The skirt is made from a fine denim and the pear itself was cut out from a piece of larger fabric that was bought as an offcut and sewn onto the skirt for embellishment.
For a rolling update on seventyseventyone’s creative journey, follow her on Twitter (@7071design) and check out her blog for details of yet more crafting delights and retro gems.
If you hurry, you can also take part in her blog giveaway to win a loopy headband: all you have to do is follow the blog and leave a comment on the giveaway post to be entered into the draw. Closing date is Wednesday 15th September 2010 (the designer’s birthday). Good luck one and all!
Just when I was wondering where all the owls were, in steps Gail – fabulous friend and guru of all things crafty, internety and foody – with news of Spoonflower. For those of you, like me, who were unaware of this seriously fantastic site, you can upload and design your own patterns and Spoonflower will print it (on quilting, linen, cotton or canvas) and send it back to you. A true crafting inspiration. There is already a wealth of designs up there for you to browse and choose from, if you don’t have your own to hand yet. And the owl collection is especially noteworthy. In fact, it’s hard to find a more amazing selection of delectable owls anywhere else online. Check out the pears already uploaded too. For anyone with the time or the inclination, there is yet to be an owl and pear design though. Rise to the challenge!
Image © Jelanie
You used to be able to order this retro pear print from Jelanie’s Etsy shop, but not at the moment. You can check out this designer’s website though, and see what she’s been up to with other fabulous fruity prints. The pears scream Scandinavian design and would work beautifully as a fabric too. Imagine the soft furnishings, the wallpaper, the homeware. Maybe even the odd bag or two, or some fabric-backed notebooks for special lists.
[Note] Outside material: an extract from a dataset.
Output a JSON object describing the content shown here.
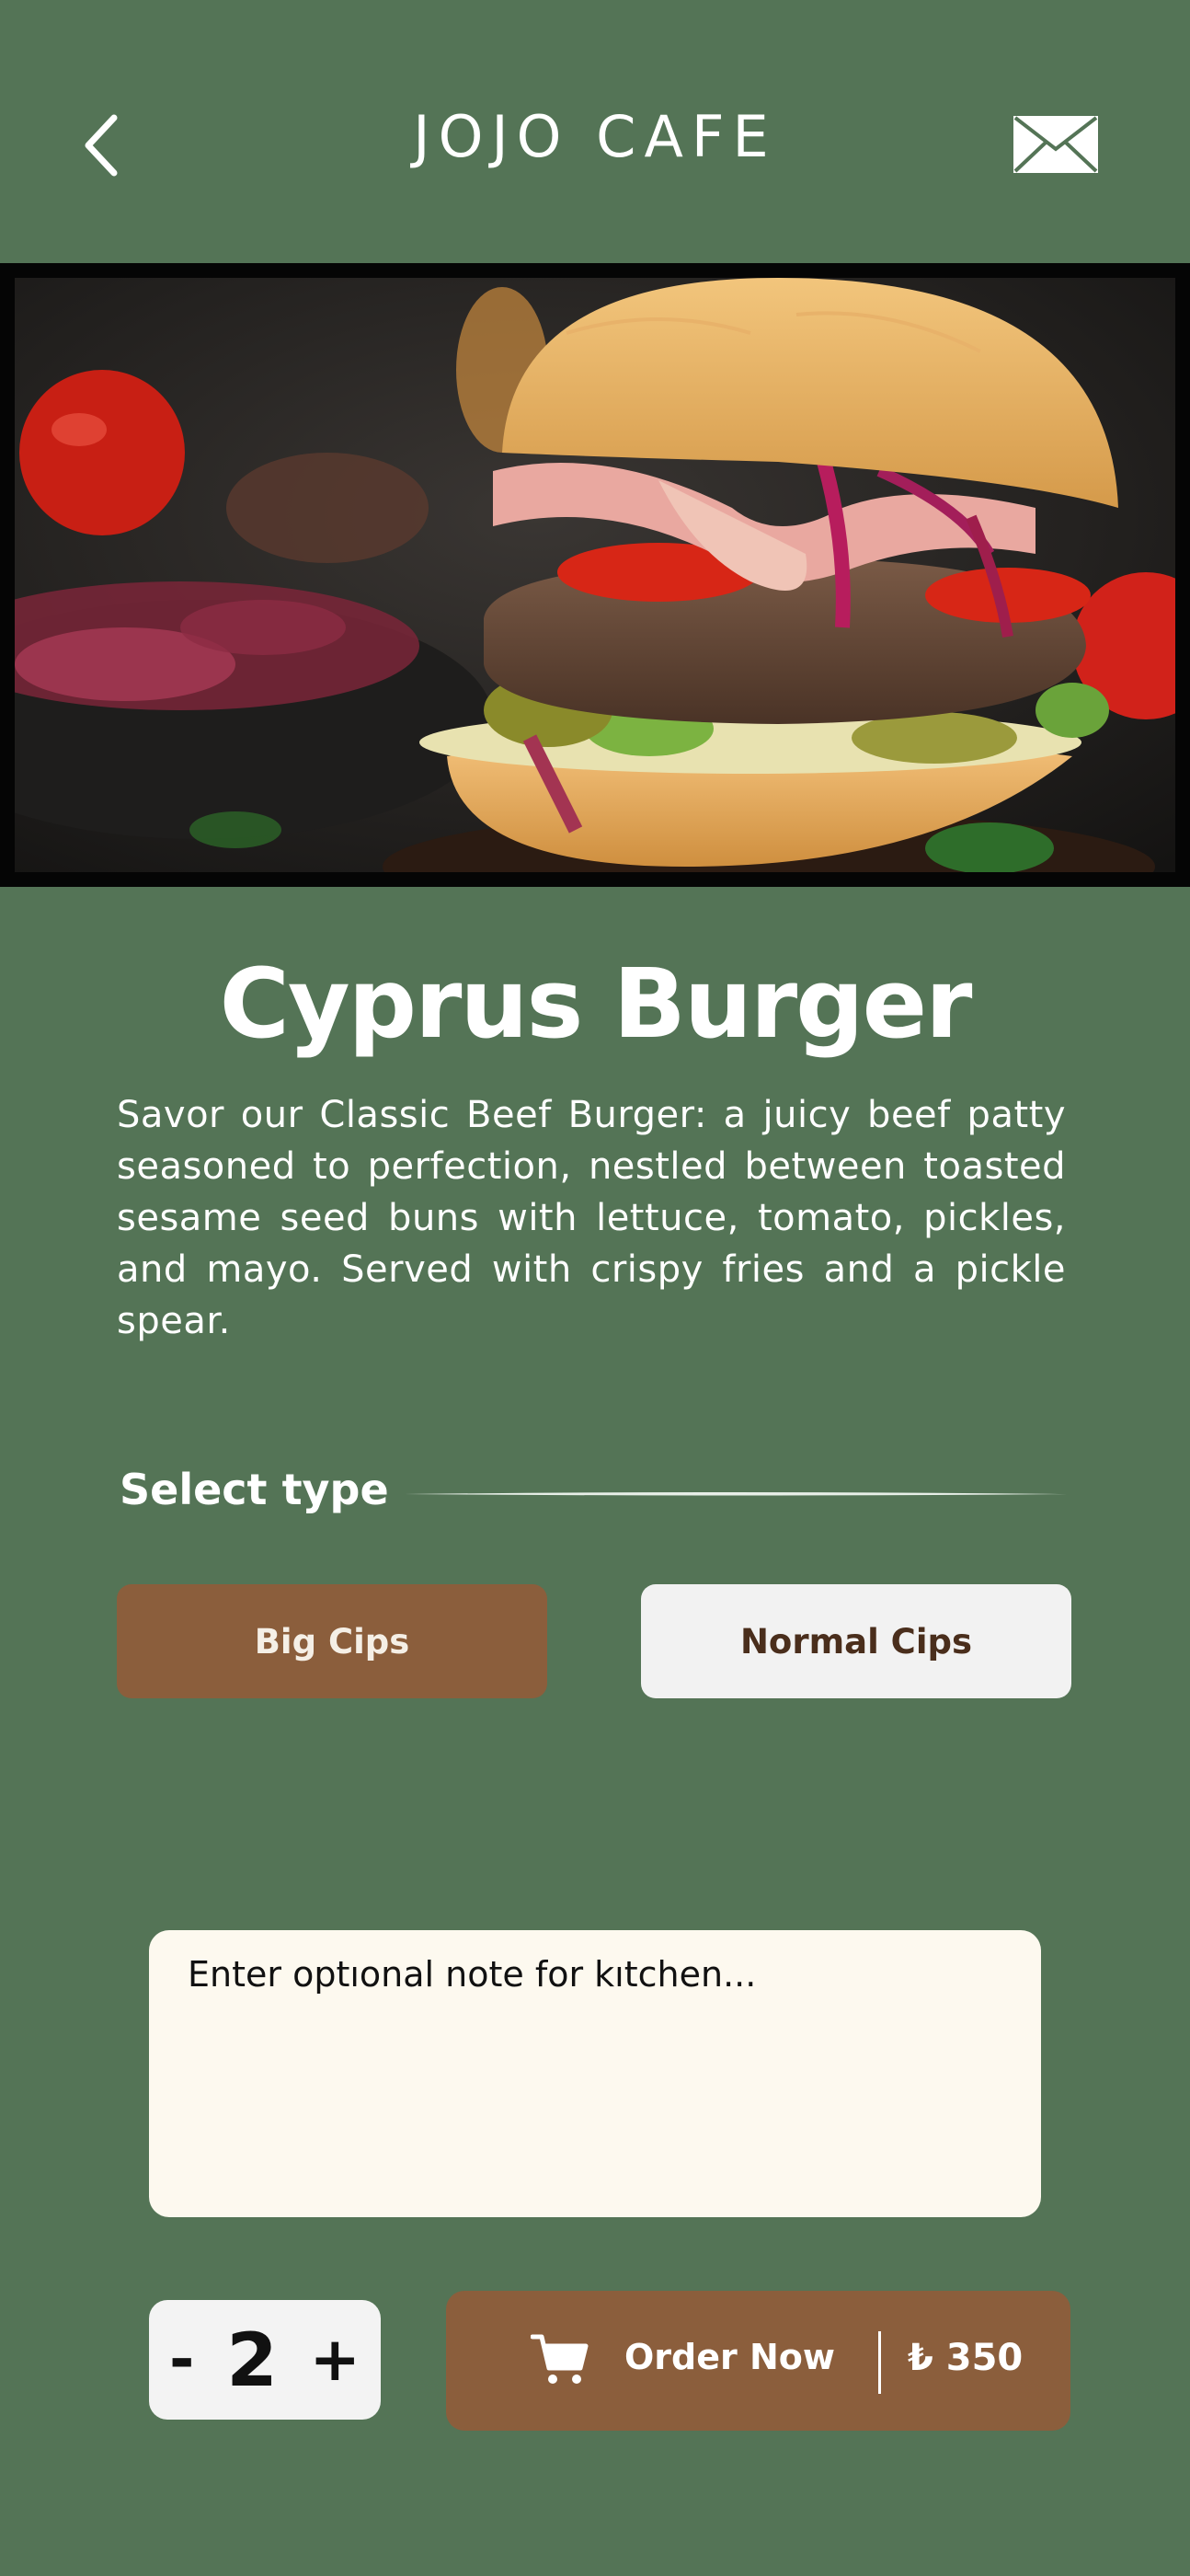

While we await pear heaven, I may just download some screen wallpapers from Jelanie’s Flickr stream to tide me over. Delectable.